- [Work to complete]:
All lines in the entries below that hold "highlighted" make up the answer.

[Items from a data source]
****

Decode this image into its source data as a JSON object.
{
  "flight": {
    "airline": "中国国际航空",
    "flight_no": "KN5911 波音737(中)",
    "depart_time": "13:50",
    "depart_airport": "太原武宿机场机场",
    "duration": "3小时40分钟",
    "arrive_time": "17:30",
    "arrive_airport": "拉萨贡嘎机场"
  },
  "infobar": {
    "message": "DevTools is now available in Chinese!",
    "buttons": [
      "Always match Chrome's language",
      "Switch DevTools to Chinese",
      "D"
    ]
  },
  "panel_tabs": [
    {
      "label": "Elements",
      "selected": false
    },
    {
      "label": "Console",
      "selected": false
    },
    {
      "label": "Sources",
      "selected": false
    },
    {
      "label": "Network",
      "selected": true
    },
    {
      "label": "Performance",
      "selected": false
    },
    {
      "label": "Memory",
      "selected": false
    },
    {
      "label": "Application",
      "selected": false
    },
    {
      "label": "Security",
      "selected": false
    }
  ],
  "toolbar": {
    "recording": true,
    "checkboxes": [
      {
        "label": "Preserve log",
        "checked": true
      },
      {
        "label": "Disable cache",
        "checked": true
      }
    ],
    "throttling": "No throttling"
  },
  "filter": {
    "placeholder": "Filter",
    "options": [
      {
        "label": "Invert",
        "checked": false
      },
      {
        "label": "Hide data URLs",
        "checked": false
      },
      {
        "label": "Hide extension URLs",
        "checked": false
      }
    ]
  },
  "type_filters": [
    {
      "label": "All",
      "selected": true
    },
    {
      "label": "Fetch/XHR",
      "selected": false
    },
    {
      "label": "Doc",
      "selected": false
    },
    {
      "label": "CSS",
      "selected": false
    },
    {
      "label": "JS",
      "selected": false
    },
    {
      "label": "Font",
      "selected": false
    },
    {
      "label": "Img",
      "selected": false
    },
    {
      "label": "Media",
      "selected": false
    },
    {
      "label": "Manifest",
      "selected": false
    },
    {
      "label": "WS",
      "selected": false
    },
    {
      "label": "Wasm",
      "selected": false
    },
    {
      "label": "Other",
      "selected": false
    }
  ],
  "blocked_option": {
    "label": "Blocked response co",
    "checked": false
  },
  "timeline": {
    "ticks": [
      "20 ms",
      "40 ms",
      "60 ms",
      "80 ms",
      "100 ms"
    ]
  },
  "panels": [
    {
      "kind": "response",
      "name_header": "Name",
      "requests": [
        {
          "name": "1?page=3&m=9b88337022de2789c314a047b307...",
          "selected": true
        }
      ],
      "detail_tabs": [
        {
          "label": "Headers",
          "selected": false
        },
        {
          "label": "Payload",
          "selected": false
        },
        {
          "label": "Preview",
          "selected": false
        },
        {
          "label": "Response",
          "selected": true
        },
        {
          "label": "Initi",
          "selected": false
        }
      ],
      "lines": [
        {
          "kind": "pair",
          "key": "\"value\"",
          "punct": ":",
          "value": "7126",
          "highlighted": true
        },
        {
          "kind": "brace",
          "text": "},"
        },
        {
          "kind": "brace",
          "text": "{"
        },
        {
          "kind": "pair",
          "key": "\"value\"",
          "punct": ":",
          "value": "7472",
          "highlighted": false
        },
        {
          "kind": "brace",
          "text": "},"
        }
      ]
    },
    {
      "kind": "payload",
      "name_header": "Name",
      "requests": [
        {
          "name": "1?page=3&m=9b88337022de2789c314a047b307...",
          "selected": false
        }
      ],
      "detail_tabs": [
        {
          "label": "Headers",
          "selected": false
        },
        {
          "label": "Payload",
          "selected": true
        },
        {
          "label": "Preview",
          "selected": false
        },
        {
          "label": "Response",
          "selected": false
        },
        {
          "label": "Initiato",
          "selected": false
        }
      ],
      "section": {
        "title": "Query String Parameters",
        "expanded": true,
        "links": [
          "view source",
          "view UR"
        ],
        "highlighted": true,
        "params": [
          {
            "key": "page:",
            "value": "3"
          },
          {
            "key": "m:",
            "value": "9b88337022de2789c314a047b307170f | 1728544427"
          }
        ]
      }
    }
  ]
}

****

- [Output for this task]:
          "highlighted": true
          "highlighted": false
        "highlighted": true,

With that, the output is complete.